** Exercise data follows **

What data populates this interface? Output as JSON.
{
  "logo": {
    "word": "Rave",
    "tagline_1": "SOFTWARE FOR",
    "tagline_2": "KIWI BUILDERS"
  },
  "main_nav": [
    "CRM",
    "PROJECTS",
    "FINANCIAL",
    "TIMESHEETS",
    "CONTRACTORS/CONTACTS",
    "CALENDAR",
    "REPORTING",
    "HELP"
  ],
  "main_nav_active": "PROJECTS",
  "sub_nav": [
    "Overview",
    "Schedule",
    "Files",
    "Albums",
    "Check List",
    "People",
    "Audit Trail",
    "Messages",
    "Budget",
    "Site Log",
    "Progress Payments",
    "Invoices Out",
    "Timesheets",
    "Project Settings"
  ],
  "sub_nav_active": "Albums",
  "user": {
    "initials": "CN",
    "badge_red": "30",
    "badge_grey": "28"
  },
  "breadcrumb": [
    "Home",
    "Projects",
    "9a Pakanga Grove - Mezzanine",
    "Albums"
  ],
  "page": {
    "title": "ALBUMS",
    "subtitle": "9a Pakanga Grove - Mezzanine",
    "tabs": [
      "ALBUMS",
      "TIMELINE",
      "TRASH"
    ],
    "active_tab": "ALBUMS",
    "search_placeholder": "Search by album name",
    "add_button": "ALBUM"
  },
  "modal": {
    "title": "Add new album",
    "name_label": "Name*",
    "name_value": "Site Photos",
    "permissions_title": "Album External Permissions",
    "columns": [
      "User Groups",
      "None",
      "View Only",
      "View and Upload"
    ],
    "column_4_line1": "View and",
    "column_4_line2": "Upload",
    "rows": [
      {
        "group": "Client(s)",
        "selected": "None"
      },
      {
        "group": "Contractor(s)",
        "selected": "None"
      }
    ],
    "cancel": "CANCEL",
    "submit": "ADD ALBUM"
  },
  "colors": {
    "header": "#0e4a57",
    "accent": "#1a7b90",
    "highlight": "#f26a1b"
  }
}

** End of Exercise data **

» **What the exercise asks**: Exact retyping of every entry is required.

» **Output for this task**:
What data populates this interface? Output as JSON.
{
  "logo": {
    "word": "Rave",
    "tagline_1": "SOFTWARE FOR",
    "tagline_2": "KIWI BUILDERS"
  },
  "main_nav": [
    "CRM",
    "PROJECTS",
    "FINANCIAL",
    "TIMESHEETS",
    "CONTRACTORS/CONTACTS",
    "CALENDAR",
    "REPORTING",
    "HELP"
  ],
  "main_nav_active": "PROJECTS",
  "sub_nav": [
    "Overview",
    "Schedule",
    "Files",
    "Albums",
    "Check List",
    "People",
    "Audit Trail",
    "Messages",
    "Budget",
    "Site Log",
    "Progress Payments",
    "Invoices Out",
    "Timesheets",
    "Project Settings"
  ],
  "sub_nav_active": "Albums",
  "user": {
    "initials": "CN",
    "badge_red": "30",
    "badge_grey": "28"
  },
  "breadcrumb": [
    "Home",
    "Projects",
    "9a Pakanga Grove - Mezzanine",
    "Albums"
  ],
  "page": {
    "title": "ALBUMS",
    "subtitle": "9a Pakanga Grove - Mezzanine",
    "tabs": [
      "ALBUMS",
      "TIMELINE",
      "TRASH"
    ],
    "active_tab": "ALBUMS",
    "search_placeholder": "Search by album name",
    "add_button": "ALBUM"
  },
  "modal": {
    "title": "Add new album",
    "name_label": "Name*",
    "name_value": "Site Photos",
    "permissions_title": "Album External Permissions",
    "columns": [
      "User Groups",
      "None",
      "View Only",
      "View and Upload"
    ],
    "column_4_line1": "View and",
    "column_4_line2": "Upload",
    "rows": [
      {
        "group": "Client(s)",
        "selected": "None"
      },
      {
        "group": "Contractor(s)",
        "selected": "None"
      }
    ],
    "cancel": "CANCEL",
    "submit": "ADD ALBUM"
  },
  "colors": {
    "header": "#0e4a57",
    "accent": "#1a7b90",
    "highlight": "#f26a1b"
  }
}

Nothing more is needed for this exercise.